= Beginning of Section =

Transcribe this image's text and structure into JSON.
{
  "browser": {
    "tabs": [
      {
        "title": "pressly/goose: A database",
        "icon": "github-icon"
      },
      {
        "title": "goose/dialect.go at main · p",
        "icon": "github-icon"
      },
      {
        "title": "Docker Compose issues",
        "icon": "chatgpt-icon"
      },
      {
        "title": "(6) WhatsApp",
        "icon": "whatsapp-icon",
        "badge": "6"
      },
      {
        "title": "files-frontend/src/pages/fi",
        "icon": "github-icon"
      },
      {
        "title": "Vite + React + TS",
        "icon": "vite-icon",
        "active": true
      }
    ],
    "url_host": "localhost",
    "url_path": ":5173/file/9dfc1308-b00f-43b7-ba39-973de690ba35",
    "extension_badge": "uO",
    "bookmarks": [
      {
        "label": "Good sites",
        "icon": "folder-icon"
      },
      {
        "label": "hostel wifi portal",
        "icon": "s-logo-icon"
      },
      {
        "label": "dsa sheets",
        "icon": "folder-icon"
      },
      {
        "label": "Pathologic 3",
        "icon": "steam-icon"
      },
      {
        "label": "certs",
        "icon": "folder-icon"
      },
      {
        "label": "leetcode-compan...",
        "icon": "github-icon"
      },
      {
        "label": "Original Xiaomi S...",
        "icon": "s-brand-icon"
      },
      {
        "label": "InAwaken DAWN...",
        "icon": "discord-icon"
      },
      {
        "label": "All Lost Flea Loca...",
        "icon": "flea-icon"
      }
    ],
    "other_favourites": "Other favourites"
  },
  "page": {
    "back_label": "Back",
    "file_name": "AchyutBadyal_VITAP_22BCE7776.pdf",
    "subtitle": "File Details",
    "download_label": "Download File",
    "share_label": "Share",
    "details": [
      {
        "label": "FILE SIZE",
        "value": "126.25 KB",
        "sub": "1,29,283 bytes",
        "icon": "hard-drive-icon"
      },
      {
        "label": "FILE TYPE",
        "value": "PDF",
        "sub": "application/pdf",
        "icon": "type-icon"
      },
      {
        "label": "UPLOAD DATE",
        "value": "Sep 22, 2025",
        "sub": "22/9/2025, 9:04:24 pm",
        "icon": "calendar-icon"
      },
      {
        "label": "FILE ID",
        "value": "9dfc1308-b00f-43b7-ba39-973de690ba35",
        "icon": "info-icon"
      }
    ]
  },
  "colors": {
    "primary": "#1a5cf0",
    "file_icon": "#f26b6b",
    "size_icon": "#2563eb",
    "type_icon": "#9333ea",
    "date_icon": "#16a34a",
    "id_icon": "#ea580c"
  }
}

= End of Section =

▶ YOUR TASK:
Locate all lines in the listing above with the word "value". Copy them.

▶ COMPLETED TASK:
        "value": "126.25 KB",
        "value": "PDF",
        "value": "Sep 22, 2025",
        "value": "9dfc1308-b00f-43b7-ba39-973de690ba35",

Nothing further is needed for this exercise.